But it is not a hostile city. Warm welcomes are offered by both the local ethnic Uighurs and the migrant Han Chinese alike.

Even the police who detained us as we tried to visit the site of a camp the government had said was a training centre for a group with links to al-Qaeda did so with apologetic friendliness.

Silk Road gateway

China says Xinjiang groups are plotting attacks on the Olympics [GALLO/GETTY]
The city that for centuries was the Silk Road gateway to China seems an unlikely place for an attack of the visciousness that Chinese state media says happened on Monday morning.

Farmers that spoke to us of their unhappiness with the local government had grievances about the lack of investment in their fields and roads and it seemed to be more of a question of water shortages, not religious differences.

Reaction in Beijing to the attack in Kashgar has been swift, with officials quick to identify violent groups they say are bent on founding a separate state in Xinjiang - the same groups that the Chinese government has consistently said pose the most serious threat to a peaceful Olympics.

But very little evidence has ever been provided to substantiate this threat, and all of it has come from the Chinese government itself.

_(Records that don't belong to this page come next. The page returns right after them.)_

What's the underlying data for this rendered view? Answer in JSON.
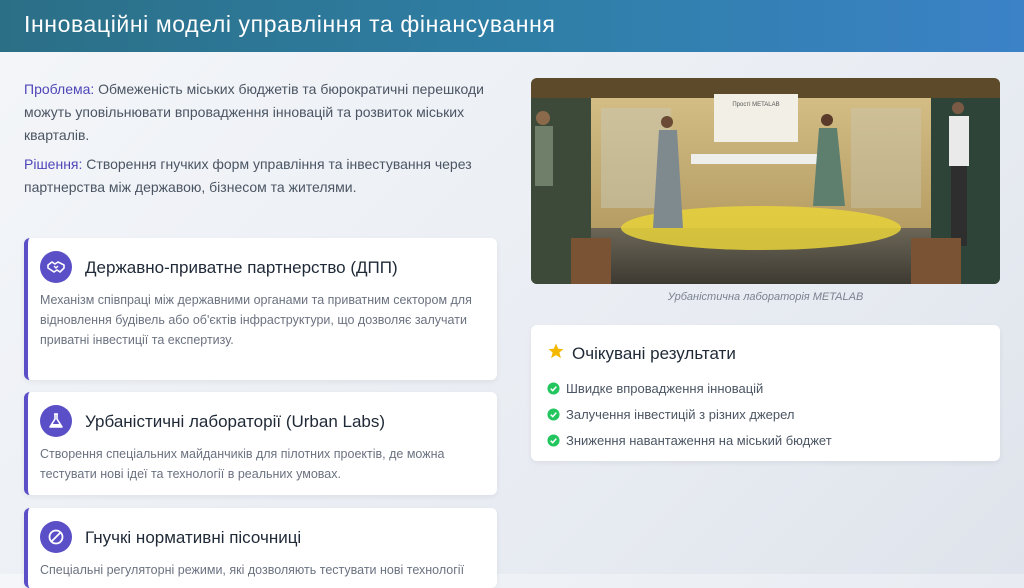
{
  "header": {
    "title": "Інноваційні моделі управління та фінансування"
  },
  "intro": {
    "problem_label": "Проблема:",
    "problem_text": " Обмеженість міських бюджетів та бюрократичні перешкоди можуть уповільнювати впровадження інновацій та розвиток міських кварталів.",
    "solution_label": "Рішення:",
    "solution_text": " Створення гнучких форм управління та інвестування через партнерства між державою, бізнесом та жителями."
  },
  "cards": [
    {
      "icon": "handshake-icon",
      "title": "Державно-приватне партнерство (ДПП)",
      "desc": "Механізм співпраці між державними органами та приватним сектором для відновлення будівель або об'єктів інфраструктури, що дозволяє залучати приватні інвестиції та експертизу."
    },
    {
      "icon": "flask-icon",
      "title": "Урбаністичні лабораторії (Urban Labs)",
      "desc": "Створення спеціальних майданчиків для пілотних проектів, де можна тестувати нові ідеї та технології в реальних умовах."
    },
    {
      "icon": "ban-icon",
      "title": "Гнучкі нормативні пісочниці",
      "desc": "Спеціальні регуляторні режими, які дозволяють тестувати нові технології"
    }
  ],
  "photo": {
    "caption": "Урбаністична лабораторія METALAB",
    "screen_text": "Прості METALAB"
  },
  "results": {
    "title": "Очікувані результати",
    "items": [
      "Швидке впровадження інновацій",
      "Залучення інвестицій з різних джерел",
      "Зниження навантаження на міський бюджет"
    ]
  },
  "colors": {
    "accent": "#5b4fc7",
    "header": "#2f7fa8",
    "check": "#22c55e",
    "star": "#f5b800"
  }
}
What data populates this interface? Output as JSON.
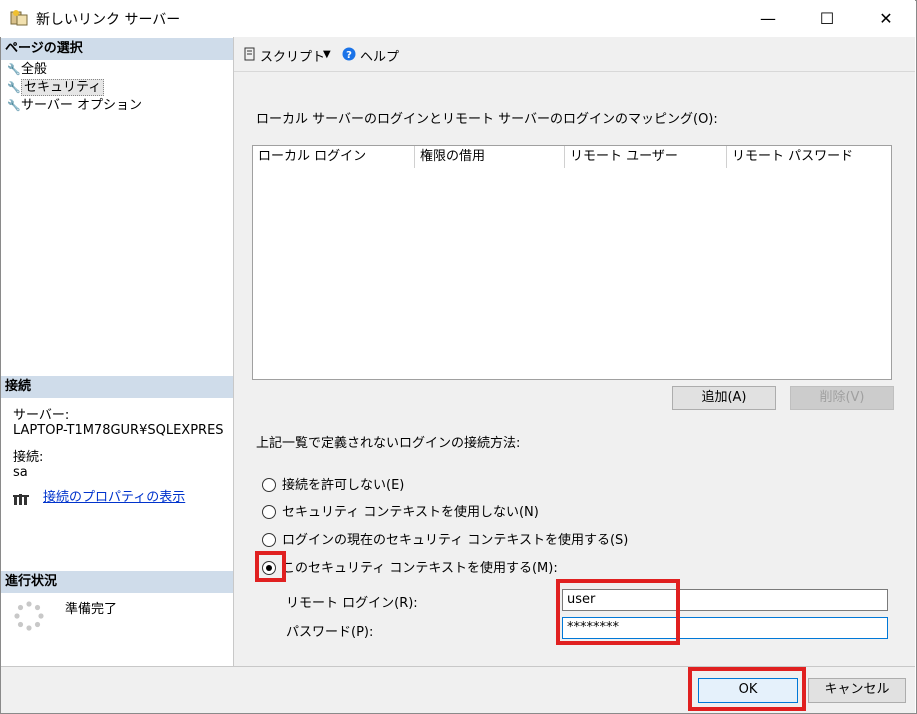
{
  "window": {
    "title": "新しいリンク サーバー",
    "controls": {
      "minimize": "—",
      "maximize": "☐",
      "close": "✕"
    }
  },
  "left_panel": {
    "page_select_header": "ページの選択",
    "nav_items": [
      {
        "label": "全般"
      },
      {
        "label": "セキュリティ"
      },
      {
        "label": "サーバー オプション"
      }
    ],
    "connection_header": "接続",
    "server_label": "サーバー:",
    "server_value": "LAPTOP-T1M78GUR¥SQLEXPRES",
    "connection_label": "接続:",
    "connection_value": "sa",
    "properties_link": "接続のプロパティの表示",
    "progress_header": "進行状況",
    "progress_status": "準備完了"
  },
  "toolbar": {
    "script_label": "スクリプト",
    "help_label": "ヘルプ"
  },
  "mapping": {
    "label": "ローカル サーバーのログインとリモート サーバーのログインのマッピング(O):",
    "columns": [
      "ローカル ログイン",
      "権限の借用",
      "リモート ユーザー",
      "リモート パスワード"
    ],
    "add_button": "追加(A)",
    "remove_button": "削除(V)"
  },
  "undefined_logins": {
    "label": "上記一覧で定義されないログインの接続方法:",
    "options": [
      {
        "label": "接続を許可しない(E)",
        "checked": false
      },
      {
        "label": "セキュリティ コンテキストを使用しない(N)",
        "checked": false
      },
      {
        "label": "ログインの現在のセキュリティ コンテキストを使用する(S)",
        "checked": false
      },
      {
        "label": "このセキュリティ コンテキストを使用する(M):",
        "checked": true
      }
    ],
    "remote_login_label": "リモート ログイン(R):",
    "remote_login_value": "user",
    "password_label": "パスワード(P):",
    "password_value": "********"
  },
  "footer": {
    "ok_button": "OK",
    "cancel_button": "キャンセル"
  },
  "colors": {
    "section_header_bg": "#cfdcea",
    "highlight": "#e02020",
    "focus_border": "#0078d7"
  }
}
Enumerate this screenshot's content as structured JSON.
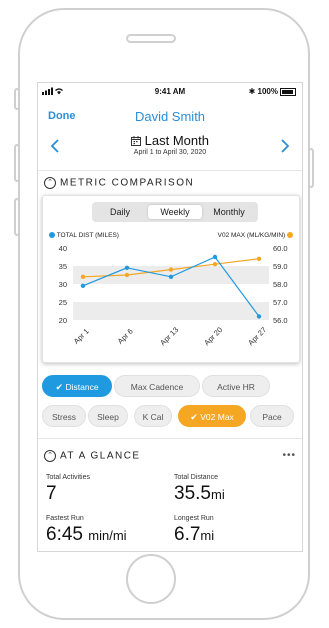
{
  "status": {
    "time": "9:41 AM",
    "battery": "100%"
  },
  "nav": {
    "done": "Done",
    "title": "David Smith"
  },
  "range": {
    "title": "Last Month",
    "subtitle": "April 1 to April 30, 2020",
    "prev_icon": "chevron-left-icon",
    "next_icon": "chevron-right-icon",
    "calendar_icon": "calendar-icon"
  },
  "metric": {
    "header": "METRIC COMPARISON",
    "tabs": [
      "Daily",
      "Weekly",
      "Monthly"
    ],
    "selected_tab": "Weekly"
  },
  "colors": {
    "accent": "#2a8ed8",
    "distance": "#1f9ae0",
    "vo2": "#f5a623"
  },
  "chart_data": {
    "type": "line",
    "categories": [
      "Apr 1",
      "Apr 6",
      "Apr 13",
      "Apr 20",
      "Apr 27"
    ],
    "series": [
      {
        "name": "TOTAL DIST (MILES)",
        "axis": "left",
        "values": [
          29.5,
          34.5,
          32,
          37.5,
          21
        ]
      },
      {
        "name": "V02 MAX (ML/KG/MIN)",
        "axis": "right",
        "values": [
          58.4,
          58.5,
          58.8,
          59.1,
          59.4
        ]
      }
    ],
    "left_ticks": [
      "40",
      "35",
      "30",
      "25",
      "20"
    ],
    "right_ticks": [
      "60.0",
      "59.0",
      "58.0",
      "57.0",
      "56.0"
    ],
    "ylim_left": [
      20,
      40
    ],
    "ylim_right": [
      56,
      60
    ],
    "legend": "top"
  },
  "chips": [
    {
      "label": "Distance",
      "state": "blue",
      "check": true
    },
    {
      "label": "Max Cadence",
      "state": "gray"
    },
    {
      "label": "Active HR",
      "state": "gray"
    },
    {
      "label": "Stress",
      "state": "gray"
    },
    {
      "label": "Sleep",
      "state": "gray"
    },
    {
      "label": "K Cal",
      "state": "gray"
    },
    {
      "label": "V02 Max",
      "state": "orange",
      "check": true
    },
    {
      "label": "Pace",
      "state": "gray"
    }
  ],
  "glance": {
    "header": "AT A GLANCE",
    "more": "•••",
    "total_activities_label": "Total Activities",
    "total_activities": "7",
    "total_distance_label": "Total Distance",
    "total_distance": "35.5",
    "total_distance_unit": "mi",
    "fastest_run_label": "Fastest Run",
    "fastest_run": "6:45",
    "fastest_run_unit": "min/mi",
    "longest_run_label": "Longest Run",
    "longest_run": "6.7",
    "longest_run_unit": "mi"
  }
}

It is always hard to pinpoint what drives a person to violence on this scale, but to characterise Kashgar as a hotbed of ethnic tension, as the government in Beijing appears to be doing, is to paint a very different picture of the city we recently visited.